[Recorded data]
==========

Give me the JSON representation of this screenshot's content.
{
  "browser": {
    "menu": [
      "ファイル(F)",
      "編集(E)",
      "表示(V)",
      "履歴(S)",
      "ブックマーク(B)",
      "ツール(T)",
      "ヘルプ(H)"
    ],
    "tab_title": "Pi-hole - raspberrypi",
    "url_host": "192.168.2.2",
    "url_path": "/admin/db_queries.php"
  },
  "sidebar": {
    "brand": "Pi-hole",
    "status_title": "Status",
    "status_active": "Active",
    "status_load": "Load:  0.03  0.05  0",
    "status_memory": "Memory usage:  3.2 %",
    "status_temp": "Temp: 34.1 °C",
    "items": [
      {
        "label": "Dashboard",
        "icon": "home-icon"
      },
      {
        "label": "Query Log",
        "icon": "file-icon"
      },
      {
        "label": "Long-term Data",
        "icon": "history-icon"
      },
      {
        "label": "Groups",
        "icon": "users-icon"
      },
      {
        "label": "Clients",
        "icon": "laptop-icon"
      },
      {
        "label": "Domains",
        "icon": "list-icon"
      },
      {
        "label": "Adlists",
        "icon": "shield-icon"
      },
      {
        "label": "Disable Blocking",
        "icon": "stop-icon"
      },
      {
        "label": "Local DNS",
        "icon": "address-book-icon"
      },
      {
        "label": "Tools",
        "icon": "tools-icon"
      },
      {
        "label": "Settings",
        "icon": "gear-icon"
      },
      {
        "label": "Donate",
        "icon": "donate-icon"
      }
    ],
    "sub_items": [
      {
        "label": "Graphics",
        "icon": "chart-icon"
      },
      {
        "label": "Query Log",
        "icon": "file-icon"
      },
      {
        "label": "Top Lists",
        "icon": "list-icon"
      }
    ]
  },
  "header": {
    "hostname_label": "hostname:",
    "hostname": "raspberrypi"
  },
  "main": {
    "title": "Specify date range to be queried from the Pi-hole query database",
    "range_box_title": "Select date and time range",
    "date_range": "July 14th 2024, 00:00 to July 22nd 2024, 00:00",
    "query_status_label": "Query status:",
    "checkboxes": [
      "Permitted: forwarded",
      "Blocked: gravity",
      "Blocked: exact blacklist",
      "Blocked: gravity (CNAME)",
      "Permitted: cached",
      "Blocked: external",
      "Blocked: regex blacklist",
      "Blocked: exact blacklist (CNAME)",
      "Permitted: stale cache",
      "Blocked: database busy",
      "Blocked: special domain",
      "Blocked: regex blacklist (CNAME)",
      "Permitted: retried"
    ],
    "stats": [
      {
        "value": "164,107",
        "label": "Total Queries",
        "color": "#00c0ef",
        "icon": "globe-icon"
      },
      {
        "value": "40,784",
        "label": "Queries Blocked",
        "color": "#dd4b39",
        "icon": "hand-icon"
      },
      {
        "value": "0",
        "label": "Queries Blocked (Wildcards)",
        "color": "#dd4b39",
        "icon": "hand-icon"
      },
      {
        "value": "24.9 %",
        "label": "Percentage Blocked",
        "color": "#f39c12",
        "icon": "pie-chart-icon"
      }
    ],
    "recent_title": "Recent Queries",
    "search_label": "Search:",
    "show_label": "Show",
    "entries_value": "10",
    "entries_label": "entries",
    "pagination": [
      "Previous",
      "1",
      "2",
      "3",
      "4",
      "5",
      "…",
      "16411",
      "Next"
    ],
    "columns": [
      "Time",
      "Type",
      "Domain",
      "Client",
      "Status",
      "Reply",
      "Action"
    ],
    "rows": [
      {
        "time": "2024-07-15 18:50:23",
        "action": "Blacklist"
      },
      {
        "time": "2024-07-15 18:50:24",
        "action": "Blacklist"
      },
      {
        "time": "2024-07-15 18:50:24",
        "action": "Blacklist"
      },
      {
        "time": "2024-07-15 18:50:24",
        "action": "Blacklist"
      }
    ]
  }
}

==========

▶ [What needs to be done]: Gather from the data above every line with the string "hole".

▶ [Output of the exercise]:
    "tab_title": "Pi-hole - raspberrypi",
    "brand": "Pi-hole",
    "title": "Specify date range to be queried from the Pi-hole query database",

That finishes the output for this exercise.